"""
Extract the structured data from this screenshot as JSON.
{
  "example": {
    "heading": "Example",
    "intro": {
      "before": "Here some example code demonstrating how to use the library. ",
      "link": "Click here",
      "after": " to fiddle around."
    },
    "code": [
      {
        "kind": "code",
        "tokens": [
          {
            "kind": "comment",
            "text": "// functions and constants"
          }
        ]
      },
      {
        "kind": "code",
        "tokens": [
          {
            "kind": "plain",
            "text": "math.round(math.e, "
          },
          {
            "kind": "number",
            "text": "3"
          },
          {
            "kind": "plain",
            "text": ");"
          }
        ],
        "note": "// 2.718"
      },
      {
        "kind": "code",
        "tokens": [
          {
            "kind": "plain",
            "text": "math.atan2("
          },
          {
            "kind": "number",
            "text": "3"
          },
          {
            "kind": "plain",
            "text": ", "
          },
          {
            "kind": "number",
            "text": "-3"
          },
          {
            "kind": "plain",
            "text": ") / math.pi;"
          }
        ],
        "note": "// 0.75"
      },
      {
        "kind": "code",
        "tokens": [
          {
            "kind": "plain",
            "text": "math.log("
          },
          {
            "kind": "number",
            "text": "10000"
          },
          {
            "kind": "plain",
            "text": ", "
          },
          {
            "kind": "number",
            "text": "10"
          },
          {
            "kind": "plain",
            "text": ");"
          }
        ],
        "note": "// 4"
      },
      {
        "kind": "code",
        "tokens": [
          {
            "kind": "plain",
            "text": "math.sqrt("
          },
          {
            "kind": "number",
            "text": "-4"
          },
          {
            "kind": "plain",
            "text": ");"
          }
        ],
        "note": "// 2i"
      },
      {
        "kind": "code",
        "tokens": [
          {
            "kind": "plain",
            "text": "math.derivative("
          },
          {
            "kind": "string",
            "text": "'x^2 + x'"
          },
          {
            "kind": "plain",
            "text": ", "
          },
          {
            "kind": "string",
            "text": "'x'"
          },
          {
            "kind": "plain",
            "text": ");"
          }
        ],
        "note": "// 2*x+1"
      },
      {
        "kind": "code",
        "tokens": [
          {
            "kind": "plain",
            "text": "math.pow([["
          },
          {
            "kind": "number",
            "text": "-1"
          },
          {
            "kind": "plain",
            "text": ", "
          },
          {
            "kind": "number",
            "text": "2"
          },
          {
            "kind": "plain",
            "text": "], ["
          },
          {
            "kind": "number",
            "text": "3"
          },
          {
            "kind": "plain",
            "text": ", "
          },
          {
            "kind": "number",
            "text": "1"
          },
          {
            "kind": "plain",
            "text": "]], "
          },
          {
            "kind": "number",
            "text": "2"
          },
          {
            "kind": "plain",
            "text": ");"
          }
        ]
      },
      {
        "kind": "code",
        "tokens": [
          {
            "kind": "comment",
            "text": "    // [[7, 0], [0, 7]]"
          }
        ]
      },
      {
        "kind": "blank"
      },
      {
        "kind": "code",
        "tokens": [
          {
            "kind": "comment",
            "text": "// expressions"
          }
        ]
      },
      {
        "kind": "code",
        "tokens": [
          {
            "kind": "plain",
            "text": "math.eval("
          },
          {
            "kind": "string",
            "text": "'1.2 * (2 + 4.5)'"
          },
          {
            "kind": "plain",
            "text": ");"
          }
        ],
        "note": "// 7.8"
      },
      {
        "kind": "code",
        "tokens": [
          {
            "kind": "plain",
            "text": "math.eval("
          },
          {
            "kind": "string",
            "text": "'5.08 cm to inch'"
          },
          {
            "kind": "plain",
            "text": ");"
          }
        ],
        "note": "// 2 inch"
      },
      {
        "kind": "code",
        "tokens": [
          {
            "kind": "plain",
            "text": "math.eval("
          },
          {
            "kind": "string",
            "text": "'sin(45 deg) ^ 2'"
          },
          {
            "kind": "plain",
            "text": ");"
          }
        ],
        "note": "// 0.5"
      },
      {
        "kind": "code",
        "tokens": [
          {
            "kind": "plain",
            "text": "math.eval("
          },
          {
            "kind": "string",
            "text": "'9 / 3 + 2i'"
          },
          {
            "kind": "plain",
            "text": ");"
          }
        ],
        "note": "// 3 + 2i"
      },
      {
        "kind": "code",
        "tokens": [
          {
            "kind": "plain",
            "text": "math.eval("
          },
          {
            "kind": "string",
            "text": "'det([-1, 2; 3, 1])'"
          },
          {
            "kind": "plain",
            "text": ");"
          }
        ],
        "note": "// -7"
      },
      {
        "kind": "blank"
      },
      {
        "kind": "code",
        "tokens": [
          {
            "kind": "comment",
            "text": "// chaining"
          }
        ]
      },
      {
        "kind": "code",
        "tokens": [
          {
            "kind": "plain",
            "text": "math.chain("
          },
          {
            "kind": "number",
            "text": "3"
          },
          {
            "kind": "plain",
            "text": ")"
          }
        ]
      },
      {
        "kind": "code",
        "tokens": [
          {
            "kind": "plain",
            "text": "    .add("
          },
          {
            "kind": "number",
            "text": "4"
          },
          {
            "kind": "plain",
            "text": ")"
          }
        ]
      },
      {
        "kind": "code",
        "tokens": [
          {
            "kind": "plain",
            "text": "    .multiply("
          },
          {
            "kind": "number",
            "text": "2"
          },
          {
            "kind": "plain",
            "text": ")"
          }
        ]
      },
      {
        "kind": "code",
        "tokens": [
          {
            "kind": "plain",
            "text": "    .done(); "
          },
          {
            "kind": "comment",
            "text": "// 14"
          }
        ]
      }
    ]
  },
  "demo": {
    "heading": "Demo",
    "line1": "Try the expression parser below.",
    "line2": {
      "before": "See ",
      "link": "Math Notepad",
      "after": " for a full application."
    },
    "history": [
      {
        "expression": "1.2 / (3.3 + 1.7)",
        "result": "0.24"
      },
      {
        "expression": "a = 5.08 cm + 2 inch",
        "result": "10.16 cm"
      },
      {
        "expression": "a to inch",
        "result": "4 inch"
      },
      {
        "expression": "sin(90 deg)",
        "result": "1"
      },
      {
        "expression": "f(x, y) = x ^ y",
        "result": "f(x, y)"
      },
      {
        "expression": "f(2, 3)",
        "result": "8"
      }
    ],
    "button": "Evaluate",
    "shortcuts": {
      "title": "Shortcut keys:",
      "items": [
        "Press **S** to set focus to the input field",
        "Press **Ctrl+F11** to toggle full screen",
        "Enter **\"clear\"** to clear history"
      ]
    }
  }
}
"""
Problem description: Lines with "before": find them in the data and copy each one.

Result of this task:
      "before": "Here some example code demonstrating how to use the library. ",
      "before": "See ",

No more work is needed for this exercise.